Stihl Timbersports New Zealand Ladies Championship Winner Darcell Apelu, centre, with second-place-getter Alma Wallace, left, and third-place-getter Shannon Hodgetts, right. Photo/ Stihl
Stihl Timbersports New Zealand Ladies Championship Winner Darcell Apelu, centre, with second-place-getter Alma Wallace, left, and third-place-getter Shannon Hodgetts, right. Photo/ Stihl

Apelu, who found the sport as a student at Mount Maunganui College - also discovering her great grandfather competed in the sport in the 1940s, says success in the sport can come down to teaching.

"A lot of it comes down to teaching, if you haven't got that down pat you will struggle. The size of the body doesn't come into it. Just chopping a lots of blocks is good too," Apelu says.

The single saw competition had competitors use a two-metre saw to cut through a log while the stock saw competition required entrants to make two full cuts with a chainsaw in a 100mm zone. The underhand chop included standing on a short log and using an axe on both sides to cut through.

"A lot of us were quite nervous going into the stock saw event, which was first. It is the one that you might not win you a championship, but you can definitely lose it. If you make a mistake, you cannot recover.

Stihl New Zealand managing director Jochen Speer says the event has been at the Fieldays for the past two years, with the ladies championship introduced this year.

Apelu says the event is hopefully a catalyst to growth in the sport.

"The sport has been on the decline in terms of the amount of people for a while. We are hoping the Timbersports starts helps it become more popular."
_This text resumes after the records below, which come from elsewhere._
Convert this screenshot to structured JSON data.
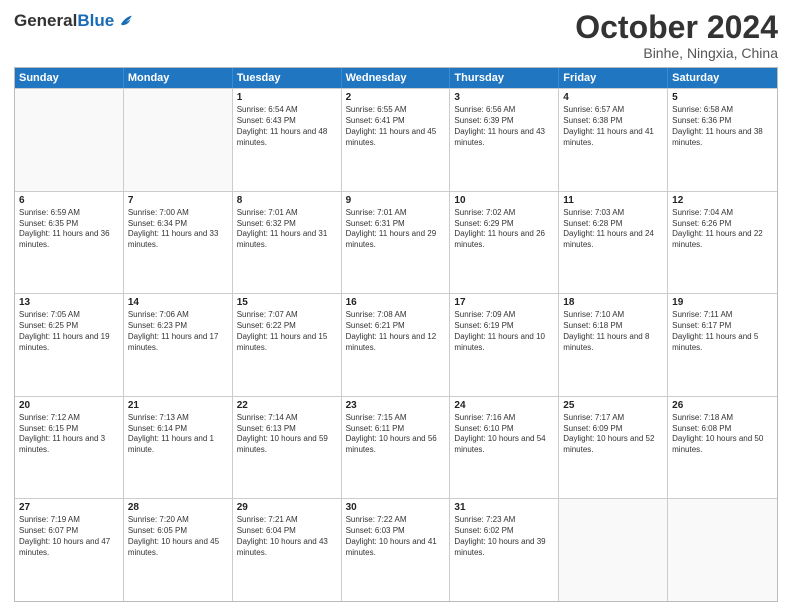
{
  "header": {
    "logo_general": "General",
    "logo_blue": "Blue",
    "month_title": "October 2024",
    "subtitle": "Binhe, Ningxia, China"
  },
  "days_of_week": [
    "Sunday",
    "Monday",
    "Tuesday",
    "Wednesday",
    "Thursday",
    "Friday",
    "Saturday"
  ],
  "weeks": [
    [
      {
        "day": "",
        "info": ""
      },
      {
        "day": "",
        "info": ""
      },
      {
        "day": "1",
        "info": "Sunrise: 6:54 AM\nSunset: 6:43 PM\nDaylight: 11 hours and 48 minutes."
      },
      {
        "day": "2",
        "info": "Sunrise: 6:55 AM\nSunset: 6:41 PM\nDaylight: 11 hours and 45 minutes."
      },
      {
        "day": "3",
        "info": "Sunrise: 6:56 AM\nSunset: 6:39 PM\nDaylight: 11 hours and 43 minutes."
      },
      {
        "day": "4",
        "info": "Sunrise: 6:57 AM\nSunset: 6:38 PM\nDaylight: 11 hours and 41 minutes."
      },
      {
        "day": "5",
        "info": "Sunrise: 6:58 AM\nSunset: 6:36 PM\nDaylight: 11 hours and 38 minutes."
      }
    ],
    [
      {
        "day": "6",
        "info": "Sunrise: 6:59 AM\nSunset: 6:35 PM\nDaylight: 11 hours and 36 minutes."
      },
      {
        "day": "7",
        "info": "Sunrise: 7:00 AM\nSunset: 6:34 PM\nDaylight: 11 hours and 33 minutes."
      },
      {
        "day": "8",
        "info": "Sunrise: 7:01 AM\nSunset: 6:32 PM\nDaylight: 11 hours and 31 minutes."
      },
      {
        "day": "9",
        "info": "Sunrise: 7:01 AM\nSunset: 6:31 PM\nDaylight: 11 hours and 29 minutes."
      },
      {
        "day": "10",
        "info": "Sunrise: 7:02 AM\nSunset: 6:29 PM\nDaylight: 11 hours and 26 minutes."
      },
      {
        "day": "11",
        "info": "Sunrise: 7:03 AM\nSunset: 6:28 PM\nDaylight: 11 hours and 24 minutes."
      },
      {
        "day": "12",
        "info": "Sunrise: 7:04 AM\nSunset: 6:26 PM\nDaylight: 11 hours and 22 minutes."
      }
    ],
    [
      {
        "day": "13",
        "info": "Sunrise: 7:05 AM\nSunset: 6:25 PM\nDaylight: 11 hours and 19 minutes."
      },
      {
        "day": "14",
        "info": "Sunrise: 7:06 AM\nSunset: 6:23 PM\nDaylight: 11 hours and 17 minutes."
      },
      {
        "day": "15",
        "info": "Sunrise: 7:07 AM\nSunset: 6:22 PM\nDaylight: 11 hours and 15 minutes."
      },
      {
        "day": "16",
        "info": "Sunrise: 7:08 AM\nSunset: 6:21 PM\nDaylight: 11 hours and 12 minutes."
      },
      {
        "day": "17",
        "info": "Sunrise: 7:09 AM\nSunset: 6:19 PM\nDaylight: 11 hours and 10 minutes."
      },
      {
        "day": "18",
        "info": "Sunrise: 7:10 AM\nSunset: 6:18 PM\nDaylight: 11 hours and 8 minutes."
      },
      {
        "day": "19",
        "info": "Sunrise: 7:11 AM\nSunset: 6:17 PM\nDaylight: 11 hours and 5 minutes."
      }
    ],
    [
      {
        "day": "20",
        "info": "Sunrise: 7:12 AM\nSunset: 6:15 PM\nDaylight: 11 hours and 3 minutes."
      },
      {
        "day": "21",
        "info": "Sunrise: 7:13 AM\nSunset: 6:14 PM\nDaylight: 11 hours and 1 minute."
      },
      {
        "day": "22",
        "info": "Sunrise: 7:14 AM\nSunset: 6:13 PM\nDaylight: 10 hours and 59 minutes."
      },
      {
        "day": "23",
        "info": "Sunrise: 7:15 AM\nSunset: 6:11 PM\nDaylight: 10 hours and 56 minutes."
      },
      {
        "day": "24",
        "info": "Sunrise: 7:16 AM\nSunset: 6:10 PM\nDaylight: 10 hours and 54 minutes."
      },
      {
        "day": "25",
        "info": "Sunrise: 7:17 AM\nSunset: 6:09 PM\nDaylight: 10 hours and 52 minutes."
      },
      {
        "day": "26",
        "info": "Sunrise: 7:18 AM\nSunset: 6:08 PM\nDaylight: 10 hours and 50 minutes."
      }
    ],
    [
      {
        "day": "27",
        "info": "Sunrise: 7:19 AM\nSunset: 6:07 PM\nDaylight: 10 hours and 47 minutes."
      },
      {
        "day": "28",
        "info": "Sunrise: 7:20 AM\nSunset: 6:05 PM\nDaylight: 10 hours and 45 minutes."
      },
      {
        "day": "29",
        "info": "Sunrise: 7:21 AM\nSunset: 6:04 PM\nDaylight: 10 hours and 43 minutes."
      },
      {
        "day": "30",
        "info": "Sunrise: 7:22 AM\nSunset: 6:03 PM\nDaylight: 10 hours and 41 minutes."
      },
      {
        "day": "31",
        "info": "Sunrise: 7:23 AM\nSunset: 6:02 PM\nDaylight: 10 hours and 39 minutes."
      },
      {
        "day": "",
        "info": ""
      },
      {
        "day": "",
        "info": ""
      }
    ]
  ]
}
Her success in the recent competition caps off a great season, which has also included winning the single saw and double saw titles at the Sydney Royal Easter Show this year. Apelu describes the Sydney event as the "Wimbledon" of her sport and won the doubles title with Te Aroha's Sheree Taylor.
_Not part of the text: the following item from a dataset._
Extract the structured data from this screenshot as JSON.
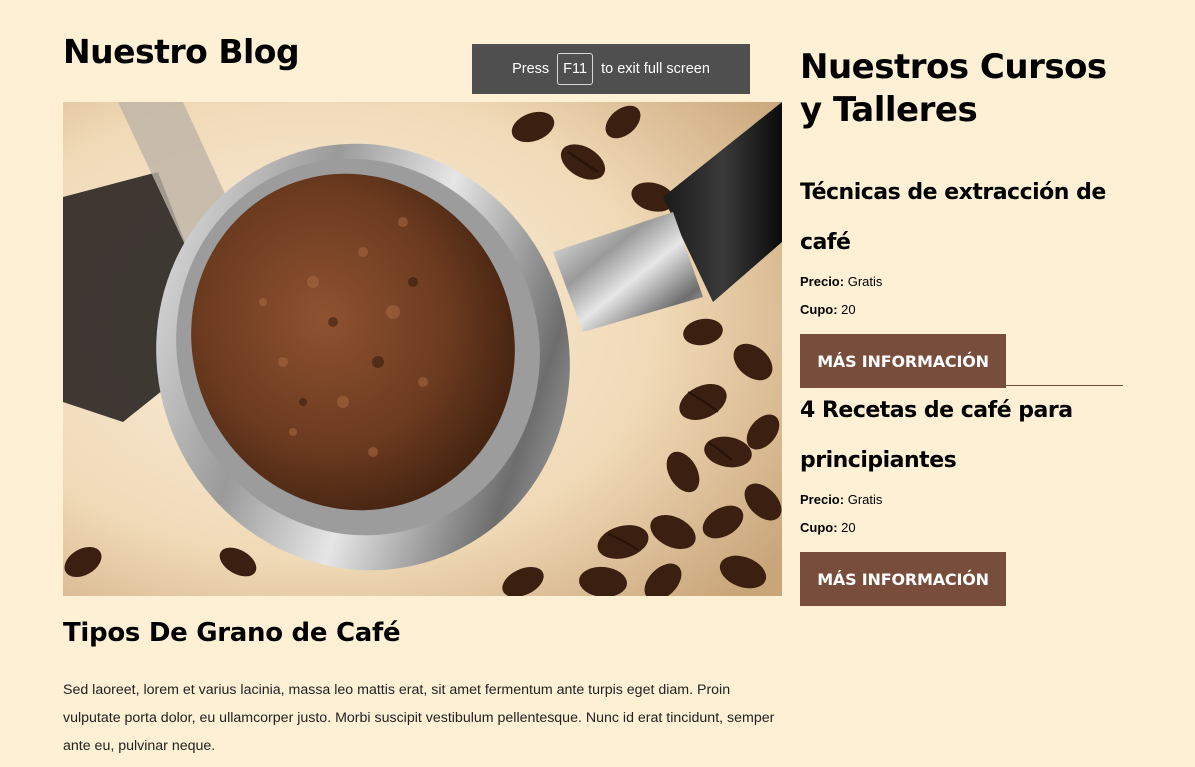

The woodchopping season runs from October to April.

Apelu and her husband, Charles Hall, compete all over New Zealand and while most of their practice is done at home, they also belong to the Rotorua Axeman's A&P Club. Her club holds an annual event, with up to 42 woodchoppers, on Auckland Anniversary weekend at the end of January.

"It is an interesting sport and anyone can get into it and it is very family orientated. There is a lot that goes on behind the scenes, you have to get blocks, chop them, rig them up – there is a lot of work and for us it is part of our lifestyle," Apelu says.

The next major focus for Apelu is returning to Sydney next year to defend her titles.